Try it
Could you set down every record exactly as it appears?

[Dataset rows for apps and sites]
"""
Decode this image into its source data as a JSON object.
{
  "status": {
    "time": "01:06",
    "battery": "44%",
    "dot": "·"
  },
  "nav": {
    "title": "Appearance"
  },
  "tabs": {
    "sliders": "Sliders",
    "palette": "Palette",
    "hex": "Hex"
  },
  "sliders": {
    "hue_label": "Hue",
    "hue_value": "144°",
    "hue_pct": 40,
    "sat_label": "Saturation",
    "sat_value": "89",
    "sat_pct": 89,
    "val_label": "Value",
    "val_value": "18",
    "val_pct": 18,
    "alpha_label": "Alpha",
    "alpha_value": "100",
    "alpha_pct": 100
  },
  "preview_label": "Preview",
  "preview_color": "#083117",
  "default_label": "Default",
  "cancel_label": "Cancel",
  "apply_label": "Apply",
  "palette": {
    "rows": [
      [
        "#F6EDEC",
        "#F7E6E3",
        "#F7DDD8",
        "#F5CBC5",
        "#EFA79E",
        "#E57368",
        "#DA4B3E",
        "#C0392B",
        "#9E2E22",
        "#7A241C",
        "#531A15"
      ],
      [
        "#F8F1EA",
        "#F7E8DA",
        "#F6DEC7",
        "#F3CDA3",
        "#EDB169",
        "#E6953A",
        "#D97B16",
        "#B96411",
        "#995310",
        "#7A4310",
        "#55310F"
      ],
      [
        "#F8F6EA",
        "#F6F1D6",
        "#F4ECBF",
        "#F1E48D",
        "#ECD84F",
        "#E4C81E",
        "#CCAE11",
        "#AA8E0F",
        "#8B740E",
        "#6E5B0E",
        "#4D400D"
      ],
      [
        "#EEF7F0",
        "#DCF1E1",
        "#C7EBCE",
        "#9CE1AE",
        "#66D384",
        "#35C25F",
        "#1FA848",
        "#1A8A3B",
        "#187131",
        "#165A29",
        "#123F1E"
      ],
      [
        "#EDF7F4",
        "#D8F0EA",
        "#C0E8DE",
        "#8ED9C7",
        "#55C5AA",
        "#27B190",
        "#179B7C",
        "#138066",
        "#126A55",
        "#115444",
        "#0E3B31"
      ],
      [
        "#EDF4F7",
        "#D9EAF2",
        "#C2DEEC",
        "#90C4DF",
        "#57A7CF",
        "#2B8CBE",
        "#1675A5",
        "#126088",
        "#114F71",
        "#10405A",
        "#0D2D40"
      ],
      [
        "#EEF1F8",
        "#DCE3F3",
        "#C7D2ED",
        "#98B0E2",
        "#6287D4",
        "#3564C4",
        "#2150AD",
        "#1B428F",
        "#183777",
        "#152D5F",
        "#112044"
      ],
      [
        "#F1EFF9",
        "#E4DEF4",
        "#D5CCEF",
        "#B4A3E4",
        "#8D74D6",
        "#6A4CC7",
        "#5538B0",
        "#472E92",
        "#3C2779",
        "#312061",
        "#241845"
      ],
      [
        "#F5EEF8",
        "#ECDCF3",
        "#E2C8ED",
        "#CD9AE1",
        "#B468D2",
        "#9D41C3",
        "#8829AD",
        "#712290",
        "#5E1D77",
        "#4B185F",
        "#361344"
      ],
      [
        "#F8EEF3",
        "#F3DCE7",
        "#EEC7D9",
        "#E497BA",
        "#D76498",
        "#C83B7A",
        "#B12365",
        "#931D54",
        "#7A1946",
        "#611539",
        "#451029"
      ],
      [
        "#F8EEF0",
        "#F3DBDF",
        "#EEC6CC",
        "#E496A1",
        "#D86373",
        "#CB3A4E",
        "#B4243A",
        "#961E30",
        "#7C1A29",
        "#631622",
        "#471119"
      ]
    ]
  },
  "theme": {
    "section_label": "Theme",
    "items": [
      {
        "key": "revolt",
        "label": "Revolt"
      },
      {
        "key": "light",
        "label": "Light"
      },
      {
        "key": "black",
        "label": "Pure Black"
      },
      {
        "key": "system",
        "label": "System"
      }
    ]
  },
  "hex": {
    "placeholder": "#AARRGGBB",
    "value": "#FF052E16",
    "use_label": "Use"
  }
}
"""
Written solution
Decode this image into its source data as a JSON object.
{
  "status": {
    "time": "01:06",
    "battery": "44%",
    "dot": "·"
  },
  "nav": {
    "title": "Appearance"
  },
  "tabs": {
    "sliders": "Sliders",
    "palette": "Palette",
    "hex": "Hex"
  },
  "sliders": {
    "hue_label": "Hue",
    "hue_value": "144°",
    "hue_pct": 40,
    "sat_label": "Saturation",
    "sat_value": "89",
    "sat_pct": 89,
    "val_label": "Value",
    "val_value": "18",
    "val_pct": 18,
    "alpha_label": "Alpha",
    "alpha_value": "100",
    "alpha_pct": 100
  },
  "preview_label": "Preview",
  "preview_color": "#083117",
  "default_label": "Default",
  "cancel_label": "Cancel",
  "apply_label": "Apply",
  "palette": {
    "rows": [
      [
        "#F6EDEC",
        "#F7E6E3",
        "#F7DDD8",
        "#F5CBC5",
        "#EFA79E",
        "#E57368",
        "#DA4B3E",
        "#C0392B",
        "#9E2E22",
        "#7A241C",
        "#531A15"
      ],
      [
        "#F8F1EA",
        "#F7E8DA",
        "#F6DEC7",
        "#F3CDA3",
        "#EDB169",
        "#E6953A",
        "#D97B16",
        "#B96411",
        "#995310",
        "#7A4310",
        "#55310F"
      ],
      [
        "#F8F6EA",
        "#F6F1D6",
        "#F4ECBF",
        "#F1E48D",
        "#ECD84F",
        "#E4C81E",
        "#CCAE11",
        "#AA8E0F",
        "#8B740E",
        "#6E5B0E",
        "#4D400D"
      ],
      [
        "#EEF7F0",
        "#DCF1E1",
        "#C7EBCE",
        "#9CE1AE",
        "#66D384",
        "#35C25F",
        "#1FA848",
        "#1A8A3B",
        "#187131",
        "#165A29",
        "#123F1E"
      ],
      [
        "#EDF7F4",
        "#D8F0EA",
        "#C0E8DE",
        "#8ED9C7",
        "#55C5AA",
        "#27B190",
        "#179B7C",
        "#138066",
        "#126A55",
        "#115444",
        "#0E3B31"
      ],
      [
        "#EDF4F7",
        "#D9EAF2",
        "#C2DEEC",
        "#90C4DF",
        "#57A7CF",
        "#2B8CBE",
        "#1675A5",
        "#126088",
        "#114F71",
        "#10405A",
        "#0D2D40"
      ],
      [
        "#EEF1F8",
        "#DCE3F3",
        "#C7D2ED",
        "#98B0E2",
        "#6287D4",
        "#3564C4",
        "#2150AD",
        "#1B428F",
        "#183777",
        "#152D5F",
        "#112044"
      ],
      [
        "#F1EFF9",
        "#E4DEF4",
        "#D5CCEF",
        "#B4A3E4",
        "#8D74D6",
        "#6A4CC7",
        "#5538B0",
        "#472E92",
        "#3C2779",
        "#312061",
        "#241845"
      ],
      [
        "#F5EEF8",
        "#ECDCF3",
        "#E2C8ED",
        "#CD9AE1",
        "#B468D2",
        "#9D41C3",
        "#8829AD",
        "#712290",
        "#5E1D77",
        "#4B185F",
        "#361344"
      ],
      [
        "#F8EEF3",
        "#F3DCE7",
        "#EEC7D9",
        "#E497BA",
        "#D76498",
        "#C83B7A",
        "#B12365",
        "#931D54",
        "#7A1946",
        "#611539",
        "#451029"
      ],
      [
        "#F8EEF0",
        "#F3DBDF",
        "#EEC6CC",
        "#E496A1",
        "#D86373",
        "#CB3A4E",
        "#B4243A",
        "#961E30",
        "#7C1A29",
        "#631622",
        "#471119"
      ]
    ]
  },
  "theme": {
    "section_label": "Theme",
    "items": [
      {
        "key": "revolt",
        "label": "Revolt"
      },
      {
        "key": "light",
        "label": "Light"
      },
      {
        "key": "black",
        "label": "Pure Black"
      },
      {
        "key": "system",
        "label": "System"
      }
    ]
  },
  "hex": {
    "placeholder": "#AARRGGBB",
    "value": "#FF052E16",
    "use_label": "Use"
  }
}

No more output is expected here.